Lapis ISSN 2398-2969

Limb fracture

Contributor(s): Livia Benato, Anna Meredith

Introduction

  • Cause: the combination of light-weight skeleton and underlying osteoporosis of many pet rabbits means that fractures are a common problem. Trauma, improper handling and dropping are the most common cause of limb fracture in pet rabbits.
  • Signs: acute onset lameness following trauma. Skin lesions and wounds due to open fracture.
  • Diagnosis: physical examination, palpation, radiographic examination.
  • Treatment: conservative, external coaptation, external/internal fixation, limb amputation depending on type and severity of fracture.
  • Prognosis: good if presented early post-trauma.

Print off the Owner factsheets It's an emergency and Health insurance for your rabbit to give to your clients.

Clinical tip
Question: What treatment options should I consider for limb fractures?
AnswerClosed fractures can be repaired as for the cat or dog; conservative, external coaptation, external/internal fixation, limb amputation depending on type and severity of fracture.

Presenting signs

  • Acute onset lameness.
  • Skin lesions and wounds due to open fracture.
  • Due to the 'preservation reflex' of all prey animals the rabbit may not show visible evidence of pain.

Geographic incidence

  • High incidence of fox or dog attacks in rabbits housed outdoors.
  • House rabbits accidentally trodden on by owners when underfoot.

Cost

  • Hospitalization of the rabbit.
  • Radiography (pre- and post-surgery and follow up).
  • Orthopedic surgery - all orthopedic procedures in the rabbits must have a careful cost analysis discussed with the owner.
  • Many fractures are both comminuted and contaminated and need extensive treatment prior to surgery.
  • Surgical repair will necessitate repeated check up consultations.
  • Cost of implants, splints and dressing changes.
  • Analgesia and antimicrobials.
  • Referral to an orthopedic specialist may be necessary for comminuted distal tibial fractures (this is becoming more of an option now with insured rabbits).
  • Complications of repair are common, as rabbits are prone to osteomyelitis Osteomyelitis.
  • If cost is a problem, salvage amputation Limb amputation should be discussed as a possible option.

Special risks

  • With comminuted open fractures the risk of osteomyelitis is very high.
  • Lengthy orthopedic procedures also carry an anesthetic risk so speedy technique is required.
  • The rabbit needs to be stabilized prior to surgery to reduce the risk related to general anesthesia.

Cause

This article is available in full to registered subscribers
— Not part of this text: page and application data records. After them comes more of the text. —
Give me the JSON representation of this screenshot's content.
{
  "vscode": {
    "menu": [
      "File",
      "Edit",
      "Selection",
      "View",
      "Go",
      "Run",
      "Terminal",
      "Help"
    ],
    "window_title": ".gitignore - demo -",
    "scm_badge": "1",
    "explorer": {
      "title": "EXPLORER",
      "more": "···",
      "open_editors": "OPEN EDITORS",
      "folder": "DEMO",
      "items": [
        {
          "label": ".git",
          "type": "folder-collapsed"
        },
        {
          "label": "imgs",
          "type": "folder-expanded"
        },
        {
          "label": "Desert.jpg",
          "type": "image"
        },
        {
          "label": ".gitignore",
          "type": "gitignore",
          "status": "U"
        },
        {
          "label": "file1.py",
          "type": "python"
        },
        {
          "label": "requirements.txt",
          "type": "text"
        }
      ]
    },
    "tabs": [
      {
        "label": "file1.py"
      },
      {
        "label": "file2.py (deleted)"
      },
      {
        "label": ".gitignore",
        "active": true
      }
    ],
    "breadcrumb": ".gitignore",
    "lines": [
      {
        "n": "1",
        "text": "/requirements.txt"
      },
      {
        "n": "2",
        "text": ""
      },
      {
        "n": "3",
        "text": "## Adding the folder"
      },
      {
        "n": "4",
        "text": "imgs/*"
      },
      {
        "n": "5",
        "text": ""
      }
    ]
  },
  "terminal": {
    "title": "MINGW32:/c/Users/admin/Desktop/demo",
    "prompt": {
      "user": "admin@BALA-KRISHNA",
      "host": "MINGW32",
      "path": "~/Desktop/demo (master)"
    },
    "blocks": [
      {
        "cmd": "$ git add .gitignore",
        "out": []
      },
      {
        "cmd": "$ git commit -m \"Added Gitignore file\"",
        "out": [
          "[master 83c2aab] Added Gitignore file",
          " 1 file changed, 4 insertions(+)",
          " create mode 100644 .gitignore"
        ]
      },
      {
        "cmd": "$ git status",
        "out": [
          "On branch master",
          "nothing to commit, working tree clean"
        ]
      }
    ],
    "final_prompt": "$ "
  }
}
Sign up now to purchase a 30 day trial, or Login

Diagnosis

This article is available in full to registered subscribers

Sign up now to purchase a 30 day trial, or Login

Treatment

This article is available in full to registered subscribers

Sign up now to purchase a 30 day trial, or Login

Prevention

This article is available in full to registered subscribers

Sign up now to purchase a 30 day trial, or Login

Sequelae

This article is available in full to registered subscribers

Sign up now to purchase a 30 day trial, or Login

Further Reading

Publications

Refereed papers
  • Recent references fromPubMed andVetMedResource.
  • Knudsen C S & Langley-Hobbs S J (2010)Spontaneous femoral capital physeal fractures in a Continental giant rabbit. Vet Rec166(15), 462-464PubMed.
  • Carrillo J M, Sopena J J, Rubio M, Redondo J I, Serra I & Soler C (2005)Experimental use of polyamide bands in combination with intramedullary pinning for repair of oblique femoral fractures in rabbits. Vet Surg34(4), 387-392PubMed.
  • Hillyer E V (1994)Pet rabbits. Vet Clin North Am Small Anim Pract24(1), 25-65PubMed.
  • Pead M & Carmichael S (1989)Treatment of a severely comminuted fracture in a rabbit using a Kirshner-Ehmer apparatus. Case report. JSAP30(10), 579-591.
  • Terjesen T (1984)Bone healing after metal plate fixation and external fixation of the osteotomized rabbit tibia. Acta Orthop Scand55, 69-77PubMed.

Other sources of information

  • Capello V (2006)Small Mammal Orthopedics.In: Proc BSAVA Congress. pp 209-211.
  • Kapatkin A (2004)Soft Tissue Surgery.In: Ferrets, rabbits & Rodents: Clinical Medicine & Surgery.2nd edn. Eds: Quesenberry K E & Carpenter J W. Saunders. pp 221-230.
  • Slatter D (2002)Textbook of Small Animal Surgery. Vol 2. W B Saunders.
  • Hillyer E V & Quesenberry K (1997) Ferrets, Rabbits and Rodents.In: Clinical Medicine and Surgery. W B Saunders.
  • Brinker W O, Piermattei D & Flo G (1990)Handbook of Small Animal Orthopedics and Fracture Treatment. 2nd edn. W B Saunders.


ADDED